### [ACTIVITY]
Could you return all of the entries word for word, minus any pictures?

### [Items from an interface collection]
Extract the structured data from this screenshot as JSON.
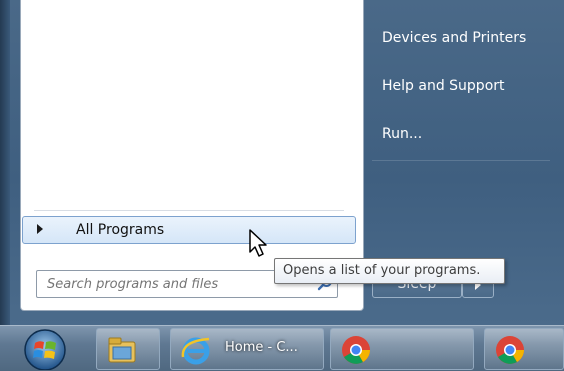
{
  "start_menu": {
    "right_items": [
      {
        "label": "Devices and Printers"
      },
      {
        "label": "Help and Support"
      },
      {
        "label": "Run..."
      }
    ],
    "all_programs_label": "All Programs",
    "search": {
      "placeholder": "Search programs and files"
    },
    "power_button_label": "Sleep"
  },
  "tooltip": {
    "text": "Opens a list of your programs."
  },
  "taskbar": {
    "buttons": [
      {
        "label": "",
        "icon": "file-explorer-icon"
      },
      {
        "label": "Home - C...",
        "icon": "internet-explorer-icon"
      },
      {
        "label": "",
        "icon": "chrome-icon"
      },
      {
        "label": "",
        "icon": "chrome-icon"
      }
    ]
  },
  "colors": {
    "menu_blue": "#3f5f80",
    "highlight": "#d5e6f8",
    "taskbar": "#5f7892"
  }
}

### [FINISHED EXERCISE]
Extract the structured data from this screenshot as JSON.
{
  "start_menu": {
    "right_items": [
      {
        "label": "Devices and Printers"
      },
      {
        "label": "Help and Support"
      },
      {
        "label": "Run..."
      }
    ],
    "all_programs_label": "All Programs",
    "search": {
      "placeholder": "Search programs and files"
    },
    "power_button_label": "Sleep"
  },
  "tooltip": {
    "text": "Opens a list of your programs."
  },
  "taskbar": {
    "buttons": [
      {
        "label": "",
        "icon": "file-explorer-icon"
      },
      {
        "label": "Home - C...",
        "icon": "internet-explorer-icon"
      },
      {
        "label": "",
        "icon": "chrome-icon"
      },
      {
        "label": "",
        "icon": "chrome-icon"
      }
    ]
  },
  "colors": {
    "menu_blue": "#3f5f80",
    "highlight": "#d5e6f8",
    "taskbar": "#5f7892"
  }
}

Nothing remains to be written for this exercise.